TRY IT: The lines below that include "BELEDİYESİ" are to be found and copied.

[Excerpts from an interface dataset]
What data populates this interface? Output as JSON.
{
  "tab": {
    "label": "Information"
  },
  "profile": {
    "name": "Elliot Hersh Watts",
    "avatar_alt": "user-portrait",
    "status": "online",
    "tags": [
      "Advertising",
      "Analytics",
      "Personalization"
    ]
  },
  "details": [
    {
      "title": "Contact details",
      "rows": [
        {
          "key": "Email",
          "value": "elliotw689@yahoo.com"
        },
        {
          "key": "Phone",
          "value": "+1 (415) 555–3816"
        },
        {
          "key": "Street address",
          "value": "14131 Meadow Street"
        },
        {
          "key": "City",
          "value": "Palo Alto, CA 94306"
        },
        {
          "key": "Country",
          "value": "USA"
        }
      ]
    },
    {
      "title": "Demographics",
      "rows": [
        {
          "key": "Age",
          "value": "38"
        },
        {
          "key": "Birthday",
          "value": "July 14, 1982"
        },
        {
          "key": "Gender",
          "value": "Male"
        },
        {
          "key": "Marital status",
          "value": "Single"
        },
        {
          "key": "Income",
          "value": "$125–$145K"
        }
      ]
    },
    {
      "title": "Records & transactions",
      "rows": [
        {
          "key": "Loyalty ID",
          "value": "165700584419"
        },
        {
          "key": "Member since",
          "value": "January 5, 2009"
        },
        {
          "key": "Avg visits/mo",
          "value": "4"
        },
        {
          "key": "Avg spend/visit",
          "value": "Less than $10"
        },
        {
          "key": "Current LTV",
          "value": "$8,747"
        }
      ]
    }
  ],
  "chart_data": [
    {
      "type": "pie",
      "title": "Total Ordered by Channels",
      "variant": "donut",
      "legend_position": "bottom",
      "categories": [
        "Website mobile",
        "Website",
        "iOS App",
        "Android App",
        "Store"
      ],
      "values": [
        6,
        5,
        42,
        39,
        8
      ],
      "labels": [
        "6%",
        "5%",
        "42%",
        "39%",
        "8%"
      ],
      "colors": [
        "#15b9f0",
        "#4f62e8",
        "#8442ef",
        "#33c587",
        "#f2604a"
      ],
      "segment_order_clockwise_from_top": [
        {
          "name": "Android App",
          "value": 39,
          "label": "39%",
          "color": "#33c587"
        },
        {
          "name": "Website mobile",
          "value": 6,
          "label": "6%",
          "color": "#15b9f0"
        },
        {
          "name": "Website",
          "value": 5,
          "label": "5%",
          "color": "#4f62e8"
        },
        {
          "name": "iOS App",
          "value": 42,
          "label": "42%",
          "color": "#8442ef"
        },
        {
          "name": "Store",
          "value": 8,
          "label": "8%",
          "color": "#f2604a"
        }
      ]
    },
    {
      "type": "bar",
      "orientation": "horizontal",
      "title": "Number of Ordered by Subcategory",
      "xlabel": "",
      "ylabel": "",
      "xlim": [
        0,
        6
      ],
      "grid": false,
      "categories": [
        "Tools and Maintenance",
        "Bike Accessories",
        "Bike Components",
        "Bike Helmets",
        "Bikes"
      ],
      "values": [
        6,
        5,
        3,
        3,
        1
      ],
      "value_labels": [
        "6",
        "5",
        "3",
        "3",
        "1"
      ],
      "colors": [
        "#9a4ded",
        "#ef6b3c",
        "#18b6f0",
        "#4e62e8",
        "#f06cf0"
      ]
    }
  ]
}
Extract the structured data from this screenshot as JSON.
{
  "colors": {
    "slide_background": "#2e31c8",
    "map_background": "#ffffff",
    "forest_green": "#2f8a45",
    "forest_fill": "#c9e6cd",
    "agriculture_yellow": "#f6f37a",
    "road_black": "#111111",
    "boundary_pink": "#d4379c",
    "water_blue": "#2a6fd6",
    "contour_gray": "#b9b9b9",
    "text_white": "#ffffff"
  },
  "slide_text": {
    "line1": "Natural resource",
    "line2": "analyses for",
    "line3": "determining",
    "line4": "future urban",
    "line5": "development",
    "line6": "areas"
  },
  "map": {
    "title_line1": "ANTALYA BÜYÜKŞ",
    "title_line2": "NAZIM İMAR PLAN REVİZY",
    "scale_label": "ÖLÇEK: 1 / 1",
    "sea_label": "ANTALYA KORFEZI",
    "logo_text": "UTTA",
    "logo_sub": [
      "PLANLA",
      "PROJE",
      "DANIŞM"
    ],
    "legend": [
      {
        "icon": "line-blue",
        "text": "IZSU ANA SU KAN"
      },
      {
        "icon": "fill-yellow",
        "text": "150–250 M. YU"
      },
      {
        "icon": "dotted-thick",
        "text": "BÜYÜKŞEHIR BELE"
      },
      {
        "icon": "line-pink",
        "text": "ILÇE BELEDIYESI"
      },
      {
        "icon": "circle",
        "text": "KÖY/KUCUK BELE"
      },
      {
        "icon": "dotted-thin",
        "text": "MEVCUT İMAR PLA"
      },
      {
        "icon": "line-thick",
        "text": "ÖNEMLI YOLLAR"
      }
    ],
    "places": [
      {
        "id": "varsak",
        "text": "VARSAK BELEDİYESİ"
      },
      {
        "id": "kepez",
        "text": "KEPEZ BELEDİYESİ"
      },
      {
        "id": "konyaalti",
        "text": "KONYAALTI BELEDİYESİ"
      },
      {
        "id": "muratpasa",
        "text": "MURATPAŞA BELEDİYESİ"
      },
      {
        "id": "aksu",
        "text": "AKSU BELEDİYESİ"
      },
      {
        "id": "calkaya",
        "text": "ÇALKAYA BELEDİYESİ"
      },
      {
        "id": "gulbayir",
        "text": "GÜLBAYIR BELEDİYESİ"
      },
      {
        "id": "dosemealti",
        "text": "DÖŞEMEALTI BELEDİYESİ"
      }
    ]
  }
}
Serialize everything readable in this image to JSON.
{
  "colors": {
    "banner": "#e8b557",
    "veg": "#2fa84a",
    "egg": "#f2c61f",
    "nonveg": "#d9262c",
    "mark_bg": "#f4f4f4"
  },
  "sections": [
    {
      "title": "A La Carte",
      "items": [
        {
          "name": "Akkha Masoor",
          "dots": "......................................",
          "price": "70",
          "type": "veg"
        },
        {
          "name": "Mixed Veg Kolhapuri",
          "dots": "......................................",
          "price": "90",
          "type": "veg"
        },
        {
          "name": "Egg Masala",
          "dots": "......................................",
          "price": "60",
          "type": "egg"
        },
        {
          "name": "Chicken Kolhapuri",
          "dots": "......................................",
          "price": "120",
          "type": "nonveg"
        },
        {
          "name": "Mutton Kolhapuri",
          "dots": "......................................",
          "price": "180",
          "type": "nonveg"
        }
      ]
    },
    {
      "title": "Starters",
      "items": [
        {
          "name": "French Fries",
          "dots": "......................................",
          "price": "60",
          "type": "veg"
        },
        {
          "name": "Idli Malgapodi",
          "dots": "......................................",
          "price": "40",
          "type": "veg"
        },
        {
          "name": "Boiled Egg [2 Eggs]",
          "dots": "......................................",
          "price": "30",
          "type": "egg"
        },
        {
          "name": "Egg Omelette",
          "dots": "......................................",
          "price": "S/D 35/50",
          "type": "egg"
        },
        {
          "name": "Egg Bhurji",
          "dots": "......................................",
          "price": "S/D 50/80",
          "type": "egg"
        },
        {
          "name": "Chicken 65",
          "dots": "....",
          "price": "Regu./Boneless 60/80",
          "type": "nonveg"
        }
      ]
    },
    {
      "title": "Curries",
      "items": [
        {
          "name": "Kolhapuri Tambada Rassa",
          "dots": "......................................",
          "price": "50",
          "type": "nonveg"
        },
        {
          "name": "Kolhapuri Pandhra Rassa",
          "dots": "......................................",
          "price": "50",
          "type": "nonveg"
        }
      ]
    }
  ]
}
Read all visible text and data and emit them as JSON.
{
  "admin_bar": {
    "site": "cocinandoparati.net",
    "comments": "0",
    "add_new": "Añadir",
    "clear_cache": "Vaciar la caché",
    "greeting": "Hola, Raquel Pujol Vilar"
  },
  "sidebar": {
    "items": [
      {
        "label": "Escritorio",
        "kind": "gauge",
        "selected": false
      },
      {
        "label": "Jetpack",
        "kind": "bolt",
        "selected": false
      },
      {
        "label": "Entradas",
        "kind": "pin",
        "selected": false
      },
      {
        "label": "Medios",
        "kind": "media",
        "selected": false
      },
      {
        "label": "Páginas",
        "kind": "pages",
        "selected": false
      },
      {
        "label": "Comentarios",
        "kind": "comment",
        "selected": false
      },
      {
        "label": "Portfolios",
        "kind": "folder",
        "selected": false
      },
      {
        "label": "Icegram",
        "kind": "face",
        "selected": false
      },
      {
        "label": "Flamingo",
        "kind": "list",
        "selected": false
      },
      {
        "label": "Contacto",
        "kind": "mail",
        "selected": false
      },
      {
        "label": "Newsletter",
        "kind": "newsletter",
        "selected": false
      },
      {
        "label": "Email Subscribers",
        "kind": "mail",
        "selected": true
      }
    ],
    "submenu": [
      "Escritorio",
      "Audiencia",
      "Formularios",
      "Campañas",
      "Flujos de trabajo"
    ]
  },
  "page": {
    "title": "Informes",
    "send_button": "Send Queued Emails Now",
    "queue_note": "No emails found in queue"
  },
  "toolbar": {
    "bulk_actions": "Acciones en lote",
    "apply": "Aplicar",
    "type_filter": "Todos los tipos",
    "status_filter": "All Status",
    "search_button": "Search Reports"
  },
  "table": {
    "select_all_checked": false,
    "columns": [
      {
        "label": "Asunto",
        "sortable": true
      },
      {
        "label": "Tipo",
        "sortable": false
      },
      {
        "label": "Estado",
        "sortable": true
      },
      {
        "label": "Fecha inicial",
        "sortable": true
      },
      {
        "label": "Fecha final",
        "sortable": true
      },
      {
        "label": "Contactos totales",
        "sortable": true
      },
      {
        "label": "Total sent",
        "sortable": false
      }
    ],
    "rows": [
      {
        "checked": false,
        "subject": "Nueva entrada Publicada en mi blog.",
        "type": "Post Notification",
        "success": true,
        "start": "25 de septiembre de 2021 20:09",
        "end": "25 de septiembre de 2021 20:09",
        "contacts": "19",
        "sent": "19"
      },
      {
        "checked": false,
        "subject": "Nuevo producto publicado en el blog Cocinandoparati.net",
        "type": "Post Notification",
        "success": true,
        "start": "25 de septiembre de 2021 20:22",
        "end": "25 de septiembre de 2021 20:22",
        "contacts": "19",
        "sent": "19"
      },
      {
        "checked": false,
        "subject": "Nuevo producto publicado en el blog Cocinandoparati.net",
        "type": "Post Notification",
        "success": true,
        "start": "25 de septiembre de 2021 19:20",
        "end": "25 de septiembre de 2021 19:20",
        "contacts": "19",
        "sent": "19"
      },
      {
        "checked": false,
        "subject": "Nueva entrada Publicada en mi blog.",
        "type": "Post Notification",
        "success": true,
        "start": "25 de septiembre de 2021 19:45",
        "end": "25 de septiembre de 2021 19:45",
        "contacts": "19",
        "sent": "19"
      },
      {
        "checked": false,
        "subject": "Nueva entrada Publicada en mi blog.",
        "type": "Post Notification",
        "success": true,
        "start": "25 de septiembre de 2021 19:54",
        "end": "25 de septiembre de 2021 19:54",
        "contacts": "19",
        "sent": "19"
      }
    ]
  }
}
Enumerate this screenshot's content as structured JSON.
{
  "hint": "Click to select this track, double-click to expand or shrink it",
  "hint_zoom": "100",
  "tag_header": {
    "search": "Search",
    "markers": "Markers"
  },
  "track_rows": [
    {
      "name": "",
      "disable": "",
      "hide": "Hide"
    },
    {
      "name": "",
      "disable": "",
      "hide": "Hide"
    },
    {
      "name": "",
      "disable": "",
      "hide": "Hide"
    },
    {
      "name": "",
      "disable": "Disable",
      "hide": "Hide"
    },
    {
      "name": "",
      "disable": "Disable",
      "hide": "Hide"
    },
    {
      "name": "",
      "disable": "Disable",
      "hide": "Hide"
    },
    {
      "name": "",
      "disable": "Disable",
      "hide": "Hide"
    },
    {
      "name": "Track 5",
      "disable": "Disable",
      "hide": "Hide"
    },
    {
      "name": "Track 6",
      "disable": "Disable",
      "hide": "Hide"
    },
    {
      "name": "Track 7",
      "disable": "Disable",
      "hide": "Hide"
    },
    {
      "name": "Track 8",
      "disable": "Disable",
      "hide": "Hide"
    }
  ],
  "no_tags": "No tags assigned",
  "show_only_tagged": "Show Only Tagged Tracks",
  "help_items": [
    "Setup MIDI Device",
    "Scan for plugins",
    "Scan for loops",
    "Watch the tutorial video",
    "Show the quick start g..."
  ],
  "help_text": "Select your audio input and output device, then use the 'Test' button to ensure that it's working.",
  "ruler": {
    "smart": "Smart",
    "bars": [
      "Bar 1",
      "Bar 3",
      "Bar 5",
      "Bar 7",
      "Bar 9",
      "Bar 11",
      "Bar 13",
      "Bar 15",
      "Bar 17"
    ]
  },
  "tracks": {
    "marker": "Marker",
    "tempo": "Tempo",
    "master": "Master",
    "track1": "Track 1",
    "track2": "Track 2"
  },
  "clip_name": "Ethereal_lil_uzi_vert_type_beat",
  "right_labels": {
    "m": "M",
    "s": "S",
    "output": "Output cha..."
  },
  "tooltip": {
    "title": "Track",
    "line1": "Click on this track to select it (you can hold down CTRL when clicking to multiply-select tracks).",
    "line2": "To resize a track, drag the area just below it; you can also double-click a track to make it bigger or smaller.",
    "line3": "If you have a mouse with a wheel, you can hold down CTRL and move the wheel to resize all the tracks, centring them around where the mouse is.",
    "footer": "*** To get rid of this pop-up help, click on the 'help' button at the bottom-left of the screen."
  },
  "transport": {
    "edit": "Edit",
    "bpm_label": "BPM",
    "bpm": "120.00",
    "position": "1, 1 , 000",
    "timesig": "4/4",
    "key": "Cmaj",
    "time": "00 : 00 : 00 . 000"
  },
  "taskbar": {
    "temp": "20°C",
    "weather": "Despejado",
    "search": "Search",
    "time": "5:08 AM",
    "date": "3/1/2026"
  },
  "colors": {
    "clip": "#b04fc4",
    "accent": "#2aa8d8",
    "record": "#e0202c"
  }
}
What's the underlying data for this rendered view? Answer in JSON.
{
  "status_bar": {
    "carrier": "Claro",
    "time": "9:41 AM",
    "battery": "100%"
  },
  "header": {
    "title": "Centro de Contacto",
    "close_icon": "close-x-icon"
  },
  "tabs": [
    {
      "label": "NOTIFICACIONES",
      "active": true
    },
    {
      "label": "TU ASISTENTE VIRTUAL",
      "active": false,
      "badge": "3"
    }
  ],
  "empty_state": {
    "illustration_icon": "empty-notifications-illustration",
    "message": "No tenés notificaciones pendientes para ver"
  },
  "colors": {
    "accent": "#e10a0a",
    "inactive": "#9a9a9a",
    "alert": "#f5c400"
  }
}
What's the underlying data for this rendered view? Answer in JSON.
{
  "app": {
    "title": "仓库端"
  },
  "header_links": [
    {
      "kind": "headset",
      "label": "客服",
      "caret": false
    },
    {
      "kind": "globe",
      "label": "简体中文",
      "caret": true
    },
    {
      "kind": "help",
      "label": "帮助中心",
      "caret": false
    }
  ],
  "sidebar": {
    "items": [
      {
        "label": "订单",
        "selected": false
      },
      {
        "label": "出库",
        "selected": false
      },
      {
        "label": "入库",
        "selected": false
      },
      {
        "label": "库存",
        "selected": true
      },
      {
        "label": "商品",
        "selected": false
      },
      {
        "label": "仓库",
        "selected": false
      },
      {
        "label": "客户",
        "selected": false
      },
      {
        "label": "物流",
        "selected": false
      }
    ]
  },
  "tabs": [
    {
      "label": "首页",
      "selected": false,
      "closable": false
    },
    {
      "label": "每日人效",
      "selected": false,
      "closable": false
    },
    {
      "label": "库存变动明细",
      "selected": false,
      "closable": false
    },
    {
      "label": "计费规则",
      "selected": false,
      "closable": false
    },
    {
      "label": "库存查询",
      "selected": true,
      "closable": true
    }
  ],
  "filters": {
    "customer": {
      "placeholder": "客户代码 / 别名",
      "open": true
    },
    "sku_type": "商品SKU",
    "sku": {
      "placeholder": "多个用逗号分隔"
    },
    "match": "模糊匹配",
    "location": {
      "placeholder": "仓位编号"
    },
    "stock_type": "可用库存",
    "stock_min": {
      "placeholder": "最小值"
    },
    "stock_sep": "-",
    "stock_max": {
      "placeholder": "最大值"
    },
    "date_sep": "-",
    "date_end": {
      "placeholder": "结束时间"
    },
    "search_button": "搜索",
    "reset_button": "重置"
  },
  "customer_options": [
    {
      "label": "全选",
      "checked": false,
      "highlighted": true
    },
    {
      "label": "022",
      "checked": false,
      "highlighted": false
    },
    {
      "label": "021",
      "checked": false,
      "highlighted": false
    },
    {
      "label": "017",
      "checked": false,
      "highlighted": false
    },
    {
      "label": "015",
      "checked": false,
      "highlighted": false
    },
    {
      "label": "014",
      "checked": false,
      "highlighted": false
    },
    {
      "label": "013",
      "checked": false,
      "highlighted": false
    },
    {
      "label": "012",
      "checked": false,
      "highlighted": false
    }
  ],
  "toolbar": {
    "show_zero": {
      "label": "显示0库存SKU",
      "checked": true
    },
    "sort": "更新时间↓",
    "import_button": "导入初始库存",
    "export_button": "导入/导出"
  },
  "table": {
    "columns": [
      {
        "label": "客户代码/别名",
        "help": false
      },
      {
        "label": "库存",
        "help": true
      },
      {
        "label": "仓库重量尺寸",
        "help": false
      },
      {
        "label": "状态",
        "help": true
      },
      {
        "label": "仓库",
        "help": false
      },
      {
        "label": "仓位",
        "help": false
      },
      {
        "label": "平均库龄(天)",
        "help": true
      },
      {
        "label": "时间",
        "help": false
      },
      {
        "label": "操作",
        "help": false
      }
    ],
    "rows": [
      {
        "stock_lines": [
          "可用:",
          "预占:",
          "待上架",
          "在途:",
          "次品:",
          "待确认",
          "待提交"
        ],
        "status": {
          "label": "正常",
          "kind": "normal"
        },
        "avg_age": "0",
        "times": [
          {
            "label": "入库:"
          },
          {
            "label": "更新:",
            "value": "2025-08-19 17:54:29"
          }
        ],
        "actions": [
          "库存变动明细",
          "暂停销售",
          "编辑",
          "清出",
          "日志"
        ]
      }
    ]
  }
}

RESPONSE TO THIS EXERCISE:
        "text": "VARSAK BELEDİYESİ"
        "text": "KEPEZ BELEDİYESİ"
        "text": "KONYAALTI BELEDİYESİ"
        "text": "MURATPAŞA BELEDİYESİ"
        "text": "AKSU BELEDİYESİ"
        "text": "ÇALKAYA BELEDİYESİ"
        "text": "GÜLBAYIR BELEDİYESİ"
        "text": "DÖŞEMEALTI BELEDİYESİ"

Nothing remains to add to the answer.